WHAT TO PRODUCE: Take each line of the records below that contains the string "Livello" and copy it.

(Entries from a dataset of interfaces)
- - -

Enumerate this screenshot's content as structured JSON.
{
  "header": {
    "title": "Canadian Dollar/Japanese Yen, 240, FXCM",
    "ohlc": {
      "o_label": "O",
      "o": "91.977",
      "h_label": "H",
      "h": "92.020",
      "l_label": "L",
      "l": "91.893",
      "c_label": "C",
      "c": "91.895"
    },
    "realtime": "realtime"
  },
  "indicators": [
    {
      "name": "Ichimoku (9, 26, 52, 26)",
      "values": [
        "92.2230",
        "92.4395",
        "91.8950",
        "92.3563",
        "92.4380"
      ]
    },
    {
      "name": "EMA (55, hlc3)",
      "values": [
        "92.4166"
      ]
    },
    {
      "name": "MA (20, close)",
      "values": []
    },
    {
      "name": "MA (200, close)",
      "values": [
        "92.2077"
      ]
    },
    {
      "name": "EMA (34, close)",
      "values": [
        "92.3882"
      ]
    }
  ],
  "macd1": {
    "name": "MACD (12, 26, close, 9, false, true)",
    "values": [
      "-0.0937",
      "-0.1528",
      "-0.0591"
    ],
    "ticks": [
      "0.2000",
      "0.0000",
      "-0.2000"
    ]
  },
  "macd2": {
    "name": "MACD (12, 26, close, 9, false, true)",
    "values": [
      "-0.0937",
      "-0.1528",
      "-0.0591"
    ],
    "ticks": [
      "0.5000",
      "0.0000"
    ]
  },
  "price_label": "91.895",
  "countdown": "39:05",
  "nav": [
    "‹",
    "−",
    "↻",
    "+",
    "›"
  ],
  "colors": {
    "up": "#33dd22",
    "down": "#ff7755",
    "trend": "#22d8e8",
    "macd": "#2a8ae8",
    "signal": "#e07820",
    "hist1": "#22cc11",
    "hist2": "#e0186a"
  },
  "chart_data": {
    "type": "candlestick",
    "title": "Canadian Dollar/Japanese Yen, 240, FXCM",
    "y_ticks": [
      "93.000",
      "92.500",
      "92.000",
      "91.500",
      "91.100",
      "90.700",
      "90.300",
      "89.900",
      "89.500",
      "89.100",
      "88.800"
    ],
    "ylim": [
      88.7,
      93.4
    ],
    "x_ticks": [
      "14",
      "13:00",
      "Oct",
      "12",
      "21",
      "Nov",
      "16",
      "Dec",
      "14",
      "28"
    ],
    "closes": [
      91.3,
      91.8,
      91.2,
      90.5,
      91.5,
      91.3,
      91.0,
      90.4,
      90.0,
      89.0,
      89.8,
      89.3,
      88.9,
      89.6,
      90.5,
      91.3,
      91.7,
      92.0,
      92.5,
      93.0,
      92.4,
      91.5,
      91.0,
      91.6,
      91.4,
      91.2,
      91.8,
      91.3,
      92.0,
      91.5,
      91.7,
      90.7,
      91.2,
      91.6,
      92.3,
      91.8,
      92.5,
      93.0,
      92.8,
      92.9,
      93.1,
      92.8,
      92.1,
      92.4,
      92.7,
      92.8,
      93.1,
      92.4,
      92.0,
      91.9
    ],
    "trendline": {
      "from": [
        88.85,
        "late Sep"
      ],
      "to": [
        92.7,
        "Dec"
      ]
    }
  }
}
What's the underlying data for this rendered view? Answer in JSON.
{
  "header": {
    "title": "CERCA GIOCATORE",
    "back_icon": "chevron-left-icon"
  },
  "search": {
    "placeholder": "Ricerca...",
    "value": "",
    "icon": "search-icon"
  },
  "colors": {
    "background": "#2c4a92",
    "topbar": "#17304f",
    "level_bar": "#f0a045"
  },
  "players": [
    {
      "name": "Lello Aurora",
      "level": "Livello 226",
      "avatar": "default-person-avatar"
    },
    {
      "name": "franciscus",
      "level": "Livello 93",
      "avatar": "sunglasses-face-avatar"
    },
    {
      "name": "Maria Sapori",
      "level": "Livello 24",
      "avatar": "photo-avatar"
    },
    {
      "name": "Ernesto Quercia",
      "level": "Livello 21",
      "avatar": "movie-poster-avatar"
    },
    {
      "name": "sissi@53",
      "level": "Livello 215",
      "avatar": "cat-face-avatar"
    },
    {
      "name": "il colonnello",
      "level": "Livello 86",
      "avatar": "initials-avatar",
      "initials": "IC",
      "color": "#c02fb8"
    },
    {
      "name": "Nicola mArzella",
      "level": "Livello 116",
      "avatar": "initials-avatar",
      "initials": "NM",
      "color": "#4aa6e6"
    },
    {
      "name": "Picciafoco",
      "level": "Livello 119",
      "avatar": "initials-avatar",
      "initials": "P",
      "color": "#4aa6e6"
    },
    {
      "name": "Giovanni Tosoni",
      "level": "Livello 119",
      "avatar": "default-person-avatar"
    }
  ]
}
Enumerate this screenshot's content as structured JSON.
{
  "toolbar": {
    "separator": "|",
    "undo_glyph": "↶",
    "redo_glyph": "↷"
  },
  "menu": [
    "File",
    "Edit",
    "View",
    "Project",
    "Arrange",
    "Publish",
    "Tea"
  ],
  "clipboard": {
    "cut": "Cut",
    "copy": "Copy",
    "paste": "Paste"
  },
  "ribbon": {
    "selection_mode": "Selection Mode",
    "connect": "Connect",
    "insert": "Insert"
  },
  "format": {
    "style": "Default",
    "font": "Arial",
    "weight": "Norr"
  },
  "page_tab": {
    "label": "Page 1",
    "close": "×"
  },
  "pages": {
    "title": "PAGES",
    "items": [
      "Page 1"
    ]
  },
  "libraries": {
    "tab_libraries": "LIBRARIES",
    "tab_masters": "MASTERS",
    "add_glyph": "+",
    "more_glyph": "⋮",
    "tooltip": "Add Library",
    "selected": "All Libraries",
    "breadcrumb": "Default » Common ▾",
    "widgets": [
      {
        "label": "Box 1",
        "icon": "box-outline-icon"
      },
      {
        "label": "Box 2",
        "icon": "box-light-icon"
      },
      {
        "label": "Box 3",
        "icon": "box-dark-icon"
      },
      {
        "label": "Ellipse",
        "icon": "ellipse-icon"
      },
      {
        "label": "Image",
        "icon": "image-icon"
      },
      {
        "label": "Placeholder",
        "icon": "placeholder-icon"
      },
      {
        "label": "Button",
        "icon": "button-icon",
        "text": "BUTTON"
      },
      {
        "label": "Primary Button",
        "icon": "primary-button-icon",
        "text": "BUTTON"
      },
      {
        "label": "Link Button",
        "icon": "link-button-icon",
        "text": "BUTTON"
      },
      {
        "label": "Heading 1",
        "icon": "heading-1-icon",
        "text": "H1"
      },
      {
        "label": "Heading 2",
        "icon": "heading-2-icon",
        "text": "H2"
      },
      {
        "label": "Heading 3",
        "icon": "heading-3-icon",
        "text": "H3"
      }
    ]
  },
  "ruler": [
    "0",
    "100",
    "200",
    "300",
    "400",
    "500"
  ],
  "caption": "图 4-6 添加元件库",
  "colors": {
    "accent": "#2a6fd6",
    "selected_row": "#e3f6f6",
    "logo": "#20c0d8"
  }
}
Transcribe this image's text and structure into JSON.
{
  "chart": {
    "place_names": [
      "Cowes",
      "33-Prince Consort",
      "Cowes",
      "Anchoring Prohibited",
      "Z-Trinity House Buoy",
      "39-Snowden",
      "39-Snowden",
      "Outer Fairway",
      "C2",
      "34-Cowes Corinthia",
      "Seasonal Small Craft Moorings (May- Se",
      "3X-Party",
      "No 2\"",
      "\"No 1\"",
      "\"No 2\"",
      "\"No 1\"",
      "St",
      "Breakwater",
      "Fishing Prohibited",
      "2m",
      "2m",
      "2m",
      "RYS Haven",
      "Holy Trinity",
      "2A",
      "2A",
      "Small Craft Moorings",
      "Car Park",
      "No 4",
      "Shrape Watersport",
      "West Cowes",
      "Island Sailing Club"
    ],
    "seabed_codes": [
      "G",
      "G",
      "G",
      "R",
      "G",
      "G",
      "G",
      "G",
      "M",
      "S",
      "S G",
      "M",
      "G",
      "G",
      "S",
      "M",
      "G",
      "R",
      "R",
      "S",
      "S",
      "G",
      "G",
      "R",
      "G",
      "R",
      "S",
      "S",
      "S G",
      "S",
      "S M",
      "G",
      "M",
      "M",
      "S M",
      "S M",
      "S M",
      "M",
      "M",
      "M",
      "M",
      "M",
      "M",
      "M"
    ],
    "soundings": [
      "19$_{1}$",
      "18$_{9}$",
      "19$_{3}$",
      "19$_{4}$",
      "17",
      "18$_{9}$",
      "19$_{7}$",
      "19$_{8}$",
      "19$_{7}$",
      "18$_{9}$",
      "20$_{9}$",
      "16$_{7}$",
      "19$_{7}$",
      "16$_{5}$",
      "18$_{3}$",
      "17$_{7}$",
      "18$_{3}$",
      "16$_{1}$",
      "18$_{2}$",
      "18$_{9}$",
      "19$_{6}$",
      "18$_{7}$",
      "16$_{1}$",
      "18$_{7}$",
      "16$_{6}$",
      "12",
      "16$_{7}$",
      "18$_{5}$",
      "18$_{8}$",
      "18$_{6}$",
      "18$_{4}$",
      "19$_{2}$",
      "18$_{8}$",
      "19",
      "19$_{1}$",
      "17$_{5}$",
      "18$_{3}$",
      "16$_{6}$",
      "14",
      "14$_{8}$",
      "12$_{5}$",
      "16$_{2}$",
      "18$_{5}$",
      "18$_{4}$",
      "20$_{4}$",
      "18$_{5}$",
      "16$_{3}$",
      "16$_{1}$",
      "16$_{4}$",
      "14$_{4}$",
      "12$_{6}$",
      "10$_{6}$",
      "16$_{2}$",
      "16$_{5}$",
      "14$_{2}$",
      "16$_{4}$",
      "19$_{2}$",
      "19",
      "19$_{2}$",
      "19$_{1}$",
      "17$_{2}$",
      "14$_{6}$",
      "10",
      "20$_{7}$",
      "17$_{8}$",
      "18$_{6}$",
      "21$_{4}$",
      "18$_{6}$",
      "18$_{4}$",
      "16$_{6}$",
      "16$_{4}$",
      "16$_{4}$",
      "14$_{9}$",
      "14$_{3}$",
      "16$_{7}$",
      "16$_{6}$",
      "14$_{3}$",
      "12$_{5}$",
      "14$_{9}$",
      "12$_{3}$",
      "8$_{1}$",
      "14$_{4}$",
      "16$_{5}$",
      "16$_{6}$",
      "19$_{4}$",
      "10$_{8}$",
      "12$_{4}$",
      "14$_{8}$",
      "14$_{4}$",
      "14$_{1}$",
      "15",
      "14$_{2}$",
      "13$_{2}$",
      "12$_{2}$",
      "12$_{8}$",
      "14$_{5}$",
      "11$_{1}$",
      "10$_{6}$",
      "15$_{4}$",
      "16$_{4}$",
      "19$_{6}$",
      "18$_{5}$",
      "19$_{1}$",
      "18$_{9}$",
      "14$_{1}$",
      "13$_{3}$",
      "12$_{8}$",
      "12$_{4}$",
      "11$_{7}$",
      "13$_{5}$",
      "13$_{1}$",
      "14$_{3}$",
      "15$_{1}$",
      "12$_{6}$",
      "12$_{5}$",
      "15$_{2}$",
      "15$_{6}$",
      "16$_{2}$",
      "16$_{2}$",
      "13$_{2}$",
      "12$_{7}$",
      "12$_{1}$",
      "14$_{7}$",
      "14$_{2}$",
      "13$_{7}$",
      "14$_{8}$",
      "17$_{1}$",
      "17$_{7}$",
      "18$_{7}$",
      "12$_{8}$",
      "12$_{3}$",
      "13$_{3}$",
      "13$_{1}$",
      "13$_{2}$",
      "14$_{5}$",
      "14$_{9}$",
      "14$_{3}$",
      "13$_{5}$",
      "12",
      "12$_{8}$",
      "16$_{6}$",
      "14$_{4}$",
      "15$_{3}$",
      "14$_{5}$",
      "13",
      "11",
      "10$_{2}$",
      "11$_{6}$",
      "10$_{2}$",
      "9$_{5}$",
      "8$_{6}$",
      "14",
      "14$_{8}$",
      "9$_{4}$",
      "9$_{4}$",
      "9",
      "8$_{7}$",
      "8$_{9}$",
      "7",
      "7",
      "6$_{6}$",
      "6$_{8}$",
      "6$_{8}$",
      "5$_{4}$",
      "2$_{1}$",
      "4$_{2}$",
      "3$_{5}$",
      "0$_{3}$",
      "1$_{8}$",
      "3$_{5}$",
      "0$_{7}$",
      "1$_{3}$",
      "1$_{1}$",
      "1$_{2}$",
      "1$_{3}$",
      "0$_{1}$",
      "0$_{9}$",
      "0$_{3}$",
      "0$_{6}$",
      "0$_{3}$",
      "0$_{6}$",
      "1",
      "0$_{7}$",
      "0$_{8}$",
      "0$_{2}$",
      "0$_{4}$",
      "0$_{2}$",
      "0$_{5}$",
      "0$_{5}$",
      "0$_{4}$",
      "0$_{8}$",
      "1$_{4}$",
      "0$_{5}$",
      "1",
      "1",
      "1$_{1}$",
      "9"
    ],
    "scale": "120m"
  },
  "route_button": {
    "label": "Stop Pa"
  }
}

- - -

WRITTEN ANSWER:
      "level": "Livello 226",
      "level": "Livello 93",
      "level": "Livello 24",
      "level": "Livello 21",
      "level": "Livello 215",
      "level": "Livello 86",
      "level": "Livello 116",
      "level": "Livello 119",
      "level": "Livello 119",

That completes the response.